It is well known that in British and American society judgments are made about ‘correct’ and ‘incorrect’ use of English and that in some countries, such as France and Italy, academies exist which prescribe ‘correct’ use of the language concerned. In this book, it is our intention to examine such prescriptive judgments about language and the consequences of such judgments in society and in the daily lives of individuals. We attempt to do this in a wide historical and social context.
First, we consider some difficulties in assessing popular and publicly expressed attitudes to language use, and we relate prescriptive attitudes to the phenomenon of language standardisation. This entails a consideration of the historical development of Standard English and the consequences of this in eighteenth-century prescriptivism. We also attempt to consider the mechanisms by which the notion of a standard language has been maintained, and in Chapter 2 we give special attention to a linguistic complaint tradition in English. This tradition, which has taken the form of complaint about so-called mis-use of language and linguistic decline, has altered little since the eighteenth century.

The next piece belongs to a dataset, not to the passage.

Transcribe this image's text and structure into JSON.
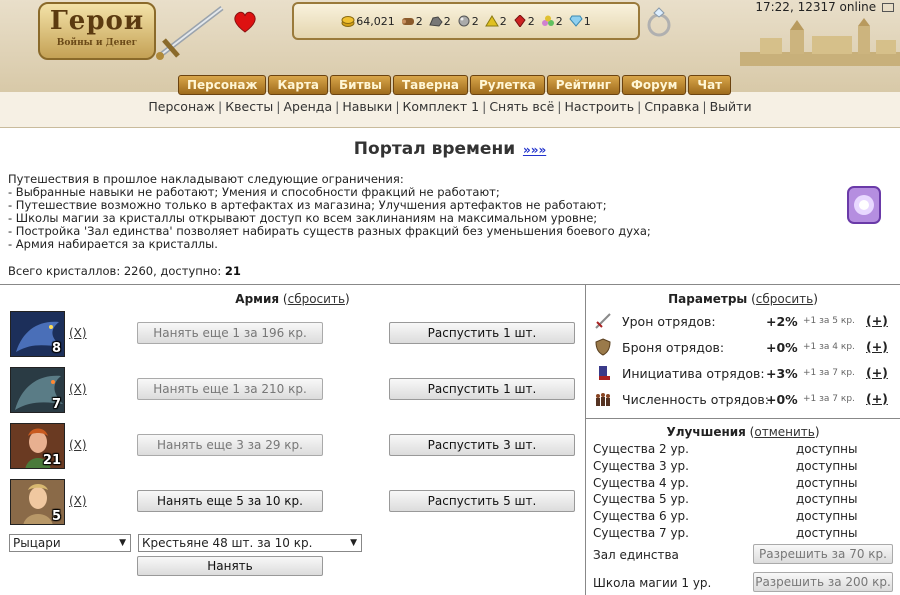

Second, we attempt a critique of some forms of prescriptivism. In this critique, we point out that, although standard languages are necessary and must be maintained, many of the narrower forms of prescriptivism have lost sight of the function of prescription in maintaining the standard. Our argument involves making some necessary distinctions that are often not made (for example, the distinction between speech and writing and between ‘grammaticality’ and ‘acceptability’ in language use). We have also found it necessary to point out the wide capacity of ordinary individuals who use language appropriately in a variety of different circumstances—their communicative competence.

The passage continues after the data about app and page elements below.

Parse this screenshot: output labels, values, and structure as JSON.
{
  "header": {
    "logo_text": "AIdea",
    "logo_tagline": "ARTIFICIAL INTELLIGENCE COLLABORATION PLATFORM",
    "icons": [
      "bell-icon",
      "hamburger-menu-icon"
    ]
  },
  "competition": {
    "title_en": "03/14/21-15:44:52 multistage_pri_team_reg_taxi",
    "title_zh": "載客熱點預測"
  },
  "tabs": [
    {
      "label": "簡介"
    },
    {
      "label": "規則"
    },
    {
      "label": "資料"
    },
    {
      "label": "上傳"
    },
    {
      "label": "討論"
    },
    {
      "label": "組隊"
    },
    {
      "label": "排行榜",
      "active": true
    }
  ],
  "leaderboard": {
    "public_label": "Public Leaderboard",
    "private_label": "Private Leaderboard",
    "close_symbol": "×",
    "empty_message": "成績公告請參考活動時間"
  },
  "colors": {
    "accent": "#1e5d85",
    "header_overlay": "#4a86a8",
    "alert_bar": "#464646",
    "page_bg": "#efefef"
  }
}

Finally, we look at some of the practical consequences of language prescription and standardisation in formal teaching and language testing. We attempt to demonstrate that in professional contexts such as language teaching and speech therapy, prescriptive ideologies have a considerable effect on the design and scoring of language assessment procedures, and that such procedures are often